**Dataset entries:**
++++++++

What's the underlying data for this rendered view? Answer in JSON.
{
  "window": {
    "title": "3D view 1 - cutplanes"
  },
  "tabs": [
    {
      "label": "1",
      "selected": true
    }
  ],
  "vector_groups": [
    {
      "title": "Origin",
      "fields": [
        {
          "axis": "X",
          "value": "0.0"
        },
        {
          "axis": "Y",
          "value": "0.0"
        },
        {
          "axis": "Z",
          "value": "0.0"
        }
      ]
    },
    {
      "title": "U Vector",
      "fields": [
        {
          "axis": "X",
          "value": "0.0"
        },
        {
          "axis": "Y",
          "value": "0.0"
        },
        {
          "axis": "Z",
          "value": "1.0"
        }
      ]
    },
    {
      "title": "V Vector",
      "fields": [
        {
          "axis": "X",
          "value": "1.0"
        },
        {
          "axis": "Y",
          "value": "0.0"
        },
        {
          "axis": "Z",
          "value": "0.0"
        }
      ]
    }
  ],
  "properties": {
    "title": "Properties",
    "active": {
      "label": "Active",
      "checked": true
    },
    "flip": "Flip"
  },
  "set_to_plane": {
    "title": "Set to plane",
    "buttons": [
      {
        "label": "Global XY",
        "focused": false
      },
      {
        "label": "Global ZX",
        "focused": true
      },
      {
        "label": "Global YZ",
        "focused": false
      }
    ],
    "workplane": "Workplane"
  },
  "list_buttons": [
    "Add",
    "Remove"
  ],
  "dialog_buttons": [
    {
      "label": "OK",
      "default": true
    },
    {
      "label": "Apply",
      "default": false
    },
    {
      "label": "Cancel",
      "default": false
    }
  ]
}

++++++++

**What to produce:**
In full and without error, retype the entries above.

**Task result:**
What's the underlying data for this rendered view? Answer in JSON.
{
  "window": {
    "title": "3D view 1 - cutplanes"
  },
  "tabs": [
    {
      "label": "1",
      "selected": true
    }
  ],
  "vector_groups": [
    {
      "title": "Origin",
      "fields": [
        {
          "axis": "X",
          "value": "0.0"
        },
        {
          "axis": "Y",
          "value": "0.0"
        },
        {
          "axis": "Z",
          "value": "0.0"
        }
      ]
    },
    {
      "title": "U Vector",
      "fields": [
        {
          "axis": "X",
          "value": "0.0"
        },
        {
          "axis": "Y",
          "value": "0.0"
        },
        {
          "axis": "Z",
          "value": "1.0"
        }
      ]
    },
    {
      "title": "V Vector",
      "fields": [
        {
          "axis": "X",
          "value": "1.0"
        },
        {
          "axis": "Y",
          "value": "0.0"
        },
        {
          "axis": "Z",
          "value": "0.0"
        }
      ]
    }
  ],
  "properties": {
    "title": "Properties",
    "active": {
      "label": "Active",
      "checked": true
    },
    "flip": "Flip"
  },
  "set_to_plane": {
    "title": "Set to plane",
    "buttons": [
      {
        "label": "Global XY",
        "focused": false
      },
      {
        "label": "Global ZX",
        "focused": true
      },
      {
        "label": "Global YZ",
        "focused": false
      }
    ],
    "workplane": "Workplane"
  },
  "list_buttons": [
    "Add",
    "Remove"
  ],
  "dialog_buttons": [
    {
      "label": "OK",
      "default": true
    },
    {
      "label": "Apply",
      "default": false
    },
    {
      "label": "Cancel",
      "default": false
    }
  ]
}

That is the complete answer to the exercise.